→ **BRIEF**: From the line containing "Output a JSON" to the final line of the material below, copy each line exactly, including both endpoints, and leave out all other lines.
Start of MATERIAL SHOWN
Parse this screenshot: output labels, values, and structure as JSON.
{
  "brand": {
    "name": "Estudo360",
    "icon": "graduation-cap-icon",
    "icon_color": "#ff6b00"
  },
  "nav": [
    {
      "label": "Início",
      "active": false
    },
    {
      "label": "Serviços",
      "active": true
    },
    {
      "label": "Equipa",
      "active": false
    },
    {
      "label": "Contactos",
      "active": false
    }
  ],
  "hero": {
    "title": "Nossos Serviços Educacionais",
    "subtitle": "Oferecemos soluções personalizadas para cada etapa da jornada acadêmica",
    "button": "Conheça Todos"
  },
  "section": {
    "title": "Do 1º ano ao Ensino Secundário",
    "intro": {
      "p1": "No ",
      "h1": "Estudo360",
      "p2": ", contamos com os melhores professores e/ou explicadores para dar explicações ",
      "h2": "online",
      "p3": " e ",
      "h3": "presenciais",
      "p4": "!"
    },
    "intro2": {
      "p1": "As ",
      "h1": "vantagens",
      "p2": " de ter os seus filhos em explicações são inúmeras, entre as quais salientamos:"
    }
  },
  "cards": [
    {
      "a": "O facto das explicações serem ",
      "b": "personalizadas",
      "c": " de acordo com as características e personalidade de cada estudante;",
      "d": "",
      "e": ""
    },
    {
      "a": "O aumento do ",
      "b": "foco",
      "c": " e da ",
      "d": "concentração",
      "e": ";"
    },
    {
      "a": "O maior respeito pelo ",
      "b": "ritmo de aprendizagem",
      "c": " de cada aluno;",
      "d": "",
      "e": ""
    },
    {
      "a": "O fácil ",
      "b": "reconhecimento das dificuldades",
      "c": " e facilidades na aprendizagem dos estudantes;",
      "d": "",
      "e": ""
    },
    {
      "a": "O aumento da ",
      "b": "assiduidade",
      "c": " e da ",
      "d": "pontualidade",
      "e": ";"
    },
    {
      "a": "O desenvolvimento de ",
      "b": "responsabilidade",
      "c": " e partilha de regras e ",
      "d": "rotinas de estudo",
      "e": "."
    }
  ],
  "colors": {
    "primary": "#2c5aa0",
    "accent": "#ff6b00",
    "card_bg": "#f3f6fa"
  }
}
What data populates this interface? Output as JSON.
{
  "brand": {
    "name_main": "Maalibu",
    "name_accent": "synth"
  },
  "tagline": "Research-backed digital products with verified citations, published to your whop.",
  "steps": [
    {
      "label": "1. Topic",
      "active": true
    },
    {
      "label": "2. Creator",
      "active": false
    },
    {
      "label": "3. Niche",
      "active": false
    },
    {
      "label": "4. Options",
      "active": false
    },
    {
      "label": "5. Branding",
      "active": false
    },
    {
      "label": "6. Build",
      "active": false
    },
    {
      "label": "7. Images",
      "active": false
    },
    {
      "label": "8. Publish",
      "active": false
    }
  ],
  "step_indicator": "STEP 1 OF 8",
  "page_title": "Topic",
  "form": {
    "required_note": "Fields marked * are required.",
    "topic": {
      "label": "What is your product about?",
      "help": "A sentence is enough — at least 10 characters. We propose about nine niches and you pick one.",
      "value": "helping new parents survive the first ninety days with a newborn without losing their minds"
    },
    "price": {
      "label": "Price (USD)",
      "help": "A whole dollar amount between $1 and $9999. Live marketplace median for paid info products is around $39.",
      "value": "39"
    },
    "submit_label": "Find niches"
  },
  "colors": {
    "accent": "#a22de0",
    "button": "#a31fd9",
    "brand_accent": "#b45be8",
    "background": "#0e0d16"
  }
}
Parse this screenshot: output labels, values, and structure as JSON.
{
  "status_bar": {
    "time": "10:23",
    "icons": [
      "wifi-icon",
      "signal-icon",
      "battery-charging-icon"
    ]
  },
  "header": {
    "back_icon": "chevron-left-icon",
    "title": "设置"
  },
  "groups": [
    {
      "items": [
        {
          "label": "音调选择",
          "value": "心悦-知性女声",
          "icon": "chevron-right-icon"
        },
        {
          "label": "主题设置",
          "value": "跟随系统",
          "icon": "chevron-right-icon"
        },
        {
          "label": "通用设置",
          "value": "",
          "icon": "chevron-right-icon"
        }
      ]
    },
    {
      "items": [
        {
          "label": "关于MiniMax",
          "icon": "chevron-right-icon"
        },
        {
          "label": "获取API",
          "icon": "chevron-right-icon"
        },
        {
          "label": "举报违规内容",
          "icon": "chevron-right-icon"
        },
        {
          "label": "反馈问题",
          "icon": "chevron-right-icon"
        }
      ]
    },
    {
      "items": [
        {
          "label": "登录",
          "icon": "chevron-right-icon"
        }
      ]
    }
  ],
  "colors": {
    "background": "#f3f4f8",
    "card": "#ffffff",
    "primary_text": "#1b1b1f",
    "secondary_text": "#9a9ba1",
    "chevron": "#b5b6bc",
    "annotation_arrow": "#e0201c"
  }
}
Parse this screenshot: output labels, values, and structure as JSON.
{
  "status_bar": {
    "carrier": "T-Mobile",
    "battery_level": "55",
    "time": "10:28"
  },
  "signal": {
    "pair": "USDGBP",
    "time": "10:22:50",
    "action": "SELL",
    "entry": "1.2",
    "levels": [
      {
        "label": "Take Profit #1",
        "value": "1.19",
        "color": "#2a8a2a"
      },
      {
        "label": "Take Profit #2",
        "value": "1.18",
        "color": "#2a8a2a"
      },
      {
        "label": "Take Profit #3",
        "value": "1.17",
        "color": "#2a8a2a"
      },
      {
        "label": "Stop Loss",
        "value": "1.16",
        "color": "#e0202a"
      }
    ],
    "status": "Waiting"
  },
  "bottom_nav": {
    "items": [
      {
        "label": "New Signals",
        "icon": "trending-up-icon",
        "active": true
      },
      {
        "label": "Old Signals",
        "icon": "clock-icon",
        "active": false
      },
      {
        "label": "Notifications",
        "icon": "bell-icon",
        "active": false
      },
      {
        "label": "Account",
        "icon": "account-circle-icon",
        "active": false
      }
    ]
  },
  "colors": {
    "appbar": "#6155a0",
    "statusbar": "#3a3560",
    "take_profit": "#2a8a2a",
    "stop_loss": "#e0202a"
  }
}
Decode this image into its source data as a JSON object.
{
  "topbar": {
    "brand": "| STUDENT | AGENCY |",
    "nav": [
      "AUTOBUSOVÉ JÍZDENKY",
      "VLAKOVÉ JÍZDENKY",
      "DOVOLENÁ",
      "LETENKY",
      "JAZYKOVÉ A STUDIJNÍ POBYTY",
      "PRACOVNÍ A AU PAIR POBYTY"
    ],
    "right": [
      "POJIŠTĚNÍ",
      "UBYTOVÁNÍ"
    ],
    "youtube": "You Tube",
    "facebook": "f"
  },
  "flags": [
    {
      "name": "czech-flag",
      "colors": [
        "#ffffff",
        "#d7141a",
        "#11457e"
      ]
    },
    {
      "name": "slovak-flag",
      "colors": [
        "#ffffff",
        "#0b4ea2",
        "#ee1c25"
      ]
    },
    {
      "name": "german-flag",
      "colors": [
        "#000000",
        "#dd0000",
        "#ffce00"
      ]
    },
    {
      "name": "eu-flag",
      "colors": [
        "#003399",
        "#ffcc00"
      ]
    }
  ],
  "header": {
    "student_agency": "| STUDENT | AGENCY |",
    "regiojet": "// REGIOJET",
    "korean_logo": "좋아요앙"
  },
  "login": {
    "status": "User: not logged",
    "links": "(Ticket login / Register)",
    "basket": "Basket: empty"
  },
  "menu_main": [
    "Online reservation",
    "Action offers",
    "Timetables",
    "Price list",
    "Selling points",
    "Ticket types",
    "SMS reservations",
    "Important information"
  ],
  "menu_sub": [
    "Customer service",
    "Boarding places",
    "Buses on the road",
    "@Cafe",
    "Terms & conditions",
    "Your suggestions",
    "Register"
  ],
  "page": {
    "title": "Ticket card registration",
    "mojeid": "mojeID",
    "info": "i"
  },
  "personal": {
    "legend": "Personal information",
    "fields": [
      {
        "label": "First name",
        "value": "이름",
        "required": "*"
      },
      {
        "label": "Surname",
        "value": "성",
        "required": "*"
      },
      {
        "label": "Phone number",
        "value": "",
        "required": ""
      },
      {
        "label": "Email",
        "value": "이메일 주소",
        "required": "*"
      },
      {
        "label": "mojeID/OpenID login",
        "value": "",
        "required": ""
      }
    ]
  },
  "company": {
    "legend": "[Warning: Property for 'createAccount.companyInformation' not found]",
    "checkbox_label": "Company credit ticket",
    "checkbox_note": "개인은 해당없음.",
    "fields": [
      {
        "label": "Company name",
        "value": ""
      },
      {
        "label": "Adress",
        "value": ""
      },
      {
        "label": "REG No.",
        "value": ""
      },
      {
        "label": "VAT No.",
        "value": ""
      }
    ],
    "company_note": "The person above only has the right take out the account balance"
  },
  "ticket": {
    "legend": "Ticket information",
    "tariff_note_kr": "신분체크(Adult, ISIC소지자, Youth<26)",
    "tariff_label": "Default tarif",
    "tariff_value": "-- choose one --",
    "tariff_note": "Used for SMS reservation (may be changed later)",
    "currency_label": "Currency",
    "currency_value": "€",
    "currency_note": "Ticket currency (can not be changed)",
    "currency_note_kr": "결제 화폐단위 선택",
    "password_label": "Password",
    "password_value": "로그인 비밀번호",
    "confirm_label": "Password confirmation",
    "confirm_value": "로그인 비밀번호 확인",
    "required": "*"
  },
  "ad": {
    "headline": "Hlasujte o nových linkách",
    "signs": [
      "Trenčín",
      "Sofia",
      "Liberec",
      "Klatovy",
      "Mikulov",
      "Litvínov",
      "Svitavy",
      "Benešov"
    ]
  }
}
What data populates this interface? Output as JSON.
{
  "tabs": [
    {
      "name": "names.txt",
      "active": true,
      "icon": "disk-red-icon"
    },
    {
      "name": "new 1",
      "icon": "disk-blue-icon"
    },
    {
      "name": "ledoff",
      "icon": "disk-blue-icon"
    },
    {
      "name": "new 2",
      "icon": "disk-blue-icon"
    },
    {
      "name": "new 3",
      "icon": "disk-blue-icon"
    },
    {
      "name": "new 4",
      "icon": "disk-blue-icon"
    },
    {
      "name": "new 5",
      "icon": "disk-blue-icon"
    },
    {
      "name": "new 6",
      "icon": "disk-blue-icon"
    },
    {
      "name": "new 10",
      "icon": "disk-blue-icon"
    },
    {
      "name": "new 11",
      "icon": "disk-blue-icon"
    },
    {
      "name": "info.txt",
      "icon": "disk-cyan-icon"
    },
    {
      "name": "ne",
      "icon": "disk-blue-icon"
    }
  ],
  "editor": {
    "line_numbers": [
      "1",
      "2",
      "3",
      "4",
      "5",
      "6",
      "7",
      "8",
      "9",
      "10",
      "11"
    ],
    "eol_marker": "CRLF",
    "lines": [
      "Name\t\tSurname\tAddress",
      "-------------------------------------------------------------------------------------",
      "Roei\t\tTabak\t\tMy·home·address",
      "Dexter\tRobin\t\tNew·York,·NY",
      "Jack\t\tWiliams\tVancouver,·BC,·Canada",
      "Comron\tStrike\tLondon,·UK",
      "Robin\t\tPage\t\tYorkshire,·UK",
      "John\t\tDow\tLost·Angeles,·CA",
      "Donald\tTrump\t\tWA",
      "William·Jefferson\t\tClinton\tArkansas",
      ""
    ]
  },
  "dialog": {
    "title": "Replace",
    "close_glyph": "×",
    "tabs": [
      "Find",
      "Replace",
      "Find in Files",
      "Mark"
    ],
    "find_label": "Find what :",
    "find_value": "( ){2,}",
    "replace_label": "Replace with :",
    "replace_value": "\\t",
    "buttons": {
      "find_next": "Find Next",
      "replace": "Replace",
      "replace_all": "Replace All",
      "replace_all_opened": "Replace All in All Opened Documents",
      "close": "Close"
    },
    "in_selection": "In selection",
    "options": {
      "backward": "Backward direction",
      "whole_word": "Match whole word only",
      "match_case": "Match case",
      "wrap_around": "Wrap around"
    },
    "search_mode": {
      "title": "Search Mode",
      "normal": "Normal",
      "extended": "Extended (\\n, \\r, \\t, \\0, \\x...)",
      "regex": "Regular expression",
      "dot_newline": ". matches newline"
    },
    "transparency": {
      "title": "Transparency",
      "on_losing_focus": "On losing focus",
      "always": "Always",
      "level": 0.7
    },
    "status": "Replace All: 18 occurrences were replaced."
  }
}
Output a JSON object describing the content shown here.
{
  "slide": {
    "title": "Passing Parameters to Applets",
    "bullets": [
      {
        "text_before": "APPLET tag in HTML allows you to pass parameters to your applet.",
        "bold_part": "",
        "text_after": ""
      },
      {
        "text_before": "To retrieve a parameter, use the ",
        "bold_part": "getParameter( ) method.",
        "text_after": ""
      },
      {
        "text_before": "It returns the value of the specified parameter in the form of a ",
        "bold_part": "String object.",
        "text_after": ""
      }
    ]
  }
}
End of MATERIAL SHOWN
→ **YOUR SOLUTION**:
Output a JSON object describing the content shown here.
{
  "slide": {
    "title": "Passing Parameters to Applets",
    "bullets": [
      {
        "text_before": "APPLET tag in HTML allows you to pass parameters to your applet.",
        "bold_part": "",
        "text_after": ""
      },
      {
        "text_before": "To retrieve a parameter, use the ",
        "bold_part": "getParameter( ) method.",
        "text_after": ""
      },
      {
        "text_before": "It returns the value of the specified parameter in the form of a ",
        "bold_part": "String object.",
        "text_after": ""
      }
    ]
  }
}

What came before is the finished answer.